top1 = z0 >> 27; // .e...g...i...k...m...o
q0 = 0x1111111111111111 & (top0 * (uint64_t) 0x1001 + top1 * (uint64_t) 0x8008800);
q1 = 0x2222222222222222 & (top0 * (uint64_t) 0x2002200 + top1 * (uint64_t) 0x1001);
z0 ^= q0; z1 ^= q1;

top0 = z1 >> 25; // d...f...h...j...l...n
top1 = z0 >> 27; // .e...g...i...k...m...o
q0 = 0x1111111111111111 & (top0 * (uint64_t) 0x1001 + top1 * (uint64_t) 0x8008800);
q1 = 0x2222222222222222 & (top0 * (uint64_t) 0x2002200 + top1 * (uint64_t) 0x1001);
z0 ^= q0; z1 ^= q1;

z0 |= z1; // 01..23..45..67..89..ab..c
z0 = 0xf0f0f0f & (z0 | (z0>>2)); // 0123....4567....89ab....c
z0 = 0xff00ff & (z0 | (z0>>4)); // 01234567........89abc
return 0xffff & (z0 | (z0>>8));

This is still many more operations than the original code, and overall I
see considerable slowdowns for Paloma on, e.g., Zen 2, such as dec
slowing down from 11 million cycles to 39 million cycles.
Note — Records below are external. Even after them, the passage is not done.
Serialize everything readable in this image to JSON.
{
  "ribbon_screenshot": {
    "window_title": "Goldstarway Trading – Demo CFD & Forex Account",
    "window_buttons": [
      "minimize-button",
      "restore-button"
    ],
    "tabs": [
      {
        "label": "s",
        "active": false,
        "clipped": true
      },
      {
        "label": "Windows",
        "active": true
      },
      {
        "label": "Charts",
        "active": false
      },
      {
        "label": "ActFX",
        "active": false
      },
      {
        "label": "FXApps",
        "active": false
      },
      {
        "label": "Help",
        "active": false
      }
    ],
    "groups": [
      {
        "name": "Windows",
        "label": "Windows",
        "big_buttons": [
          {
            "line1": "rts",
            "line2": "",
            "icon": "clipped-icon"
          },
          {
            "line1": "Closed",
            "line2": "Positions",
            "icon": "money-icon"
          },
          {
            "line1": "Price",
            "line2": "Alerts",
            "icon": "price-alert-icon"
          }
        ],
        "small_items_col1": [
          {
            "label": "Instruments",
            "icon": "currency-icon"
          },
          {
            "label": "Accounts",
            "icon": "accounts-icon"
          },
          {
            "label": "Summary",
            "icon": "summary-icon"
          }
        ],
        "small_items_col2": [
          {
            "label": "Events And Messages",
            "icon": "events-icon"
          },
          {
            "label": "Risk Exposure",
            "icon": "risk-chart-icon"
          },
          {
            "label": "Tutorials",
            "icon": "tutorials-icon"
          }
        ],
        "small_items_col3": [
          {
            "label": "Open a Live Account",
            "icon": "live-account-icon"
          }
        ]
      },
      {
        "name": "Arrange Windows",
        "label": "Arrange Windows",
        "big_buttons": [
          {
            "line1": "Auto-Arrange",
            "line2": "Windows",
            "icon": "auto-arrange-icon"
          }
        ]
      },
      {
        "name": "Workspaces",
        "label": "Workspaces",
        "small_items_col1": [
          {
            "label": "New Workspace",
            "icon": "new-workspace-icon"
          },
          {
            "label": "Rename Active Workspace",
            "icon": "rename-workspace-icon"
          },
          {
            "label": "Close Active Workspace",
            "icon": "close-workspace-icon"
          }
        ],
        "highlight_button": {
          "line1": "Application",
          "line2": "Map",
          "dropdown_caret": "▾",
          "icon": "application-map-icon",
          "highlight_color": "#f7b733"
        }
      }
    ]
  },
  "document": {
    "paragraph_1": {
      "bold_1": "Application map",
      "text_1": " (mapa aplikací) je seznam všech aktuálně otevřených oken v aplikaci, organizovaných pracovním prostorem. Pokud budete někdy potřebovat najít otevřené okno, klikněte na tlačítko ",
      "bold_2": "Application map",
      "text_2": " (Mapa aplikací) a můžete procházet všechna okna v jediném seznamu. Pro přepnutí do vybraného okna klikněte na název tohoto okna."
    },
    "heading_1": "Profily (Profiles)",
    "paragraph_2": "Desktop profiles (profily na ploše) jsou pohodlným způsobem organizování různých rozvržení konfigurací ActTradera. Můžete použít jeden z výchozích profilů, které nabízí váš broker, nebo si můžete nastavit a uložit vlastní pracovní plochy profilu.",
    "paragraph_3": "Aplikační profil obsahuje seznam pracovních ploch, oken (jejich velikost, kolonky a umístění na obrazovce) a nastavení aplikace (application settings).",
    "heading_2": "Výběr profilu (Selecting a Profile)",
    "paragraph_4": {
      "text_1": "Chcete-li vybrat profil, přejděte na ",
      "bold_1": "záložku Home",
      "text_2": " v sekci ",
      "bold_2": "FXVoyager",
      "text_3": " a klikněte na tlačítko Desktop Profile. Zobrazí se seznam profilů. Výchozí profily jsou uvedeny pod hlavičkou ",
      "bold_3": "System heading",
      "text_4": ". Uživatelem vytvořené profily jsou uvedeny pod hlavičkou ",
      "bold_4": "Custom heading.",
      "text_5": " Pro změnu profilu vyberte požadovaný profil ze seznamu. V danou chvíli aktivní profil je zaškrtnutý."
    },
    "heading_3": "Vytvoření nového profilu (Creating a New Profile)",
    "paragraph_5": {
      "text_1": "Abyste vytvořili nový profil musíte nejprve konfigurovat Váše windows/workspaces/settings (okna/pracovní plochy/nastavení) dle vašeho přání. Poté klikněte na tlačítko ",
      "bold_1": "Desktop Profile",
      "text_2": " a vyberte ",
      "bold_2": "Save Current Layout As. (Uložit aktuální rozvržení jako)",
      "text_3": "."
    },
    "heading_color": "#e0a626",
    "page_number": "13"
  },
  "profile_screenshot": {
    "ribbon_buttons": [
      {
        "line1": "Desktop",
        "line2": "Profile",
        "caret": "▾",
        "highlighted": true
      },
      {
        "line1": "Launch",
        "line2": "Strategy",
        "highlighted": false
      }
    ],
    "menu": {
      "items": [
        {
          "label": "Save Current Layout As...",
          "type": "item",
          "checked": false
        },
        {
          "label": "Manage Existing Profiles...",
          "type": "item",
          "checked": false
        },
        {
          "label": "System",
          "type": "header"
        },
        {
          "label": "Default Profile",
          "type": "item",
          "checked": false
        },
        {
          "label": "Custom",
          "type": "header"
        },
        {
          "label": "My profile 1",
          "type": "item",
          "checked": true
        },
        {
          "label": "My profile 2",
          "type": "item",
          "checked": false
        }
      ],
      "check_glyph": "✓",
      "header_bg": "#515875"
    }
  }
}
However:

* About half of the operations above are converting back and forth
between the packed gf format and an unpacked format that's better
for this style of arithmetic. If more of the code were written in
the unpacked format then most of the conversions would disappear.
Probably the reduction steps (q0, q1) can also be sped up.

* Further speedups are possible from "bitslicing" arithmetic
operations across CPU words, for example carrying out 64 bit
operations in parallel with a single 64-bit operation. I would
expect to be the fastest approach
to the Paloma computations.

* Many CPUs have instructions for binary-polynomial multiplication,
and then a multiplication in F_{2^{13}} is just a few instructions.
Typically these can again be carried out on more than one input at

All of these approaches avoid table lookups, and the bitslicing approach
avoids problems on CPUs with variable-time multipliers.

---D. J. Bernstein

D. J. Bernstein

Apr 28, 2024, 12:01:56 PMApr 28
The following bug in the NCC-Sign code makes the output array much less
random than it should be, although this code applies only to parameter
sets where ETA is 1:

if (t0 < 3) {
a[ctr++] = 1 - t0;
if (t1 < 3 && ctr < len) {
a[ctr++] = 1 - t0;
if (t2 < 3 && ctr < len) {
a[ctr++] = 1 - t0;
if (t3 < 3 && ctr < len) {
a[ctr++] = 1 - t0;

I noticed this while looking at functions that TIMECOP was complaining
about. As I commented in an earlier message, there are also differences
in SUPERCOP checksums between the original ref and opt implementations.

Some of the TIMECOP complaints came from rejection sampling, which I
fixed with

t0less3 = crypto_uint32_smaller_mask(t0,3);
crypto_declassify(&t0less3,sizeof t0less3);
if (t0less3) {
a[ctr++] = 1 - t0;

etc. in this function, and similar changes in poly_chknorm() (where I
think the early return is, in context, only for rejection sampling),
poly_uniform(), poly_challenge(), and crypto_sign_signature().

Further complaints came from lines

c->coeffs[i] = c->coeffs[b];
c->coeffs[b] = 1 - 2 * (signs & 1);

appearing (twice) in poly_challenge(). I addressed those the same way as
in my earlier message regarding SMAUG-T, again with a big slowdown.
Changing the spec to use one of the approaches from

would improve efficiency.

There are more problems. For example, TIMECOP complains about the
branches in decompose(); looking at that function, I also see "% Q",
which TIMECOP won't detect and which (here and in other functions) needs
to be replaced with constant-time divisions.

---D. J. Bernstein
Reply all
Reply to author
0 new messages